There is, of course, no right or wrong choices, its purely based on the fans knowledge and understanding of baseball history as they see it.
Below are my top 25...
Kennesaw Mountain Landis
Dr. Frank Jobe
J. G. Taylor Spink
In choosing my ballot I tried to think on all aspects of the game, from its humble beginnings in post Civil War America, through the formation of the National League in 1876, the American League in 1901, through men like Henry Chadwick, and women like Negro League owner Effa Maney.
I placed long time baseball announcer Ernie Harwell among the top 25, not because he's my favorite baseball play by play guy, or that he was once traded from announcing Atlanta Crackers games to the Brooklyn Dodgers radio team for catcher Cliff Dapper.
I chose Ernie to represent all the fabulous baseball announcers, from Red Barber and Mel Allen, from Curt Gowdey, Vin Scully, and Joe Garagiola.
I voted for Dr. Frank Jobe, an orthopedic surgeon who saved a left handed pitchers career, changing the way baseball looked at injured ballplayers...Tommy John surgery influenced baseball.
My list isn't perfect, I know.
My list doesn't include Hank Aaron, Barry Bonds, Ted Williams, Lou Gehrig, Joe Toree, Casey Stengal, or Elston Howard.
Any of those would have a reason to be included, but hey, I didn't vote for Bill Freehan either, abd that, I think, shows hiw much I cared about this project.
If you voted, thanks for your voice.

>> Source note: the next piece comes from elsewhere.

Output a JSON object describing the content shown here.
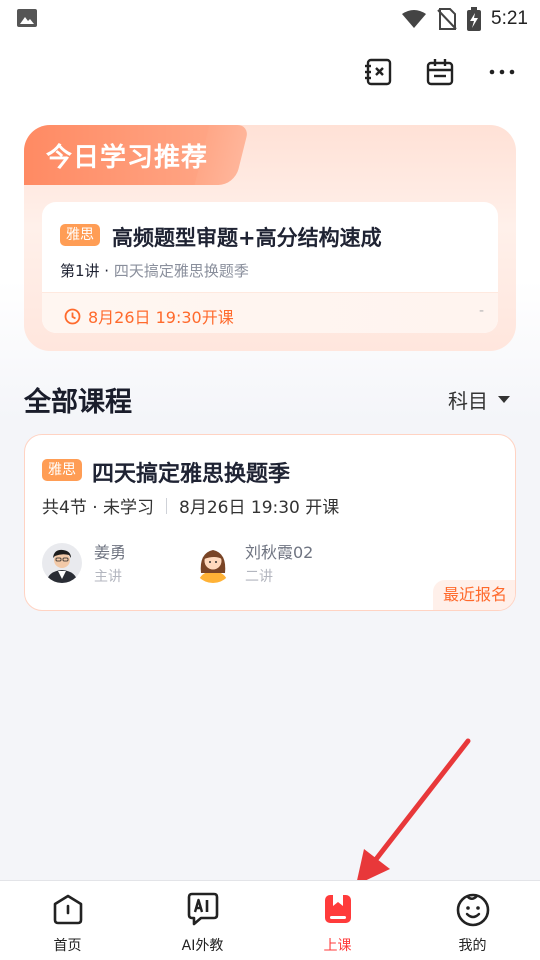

If you missed this time, fear not, because Graham is always asking fans for input in his research of our great game.
Make sure to clink on the link above and check out Graham's work.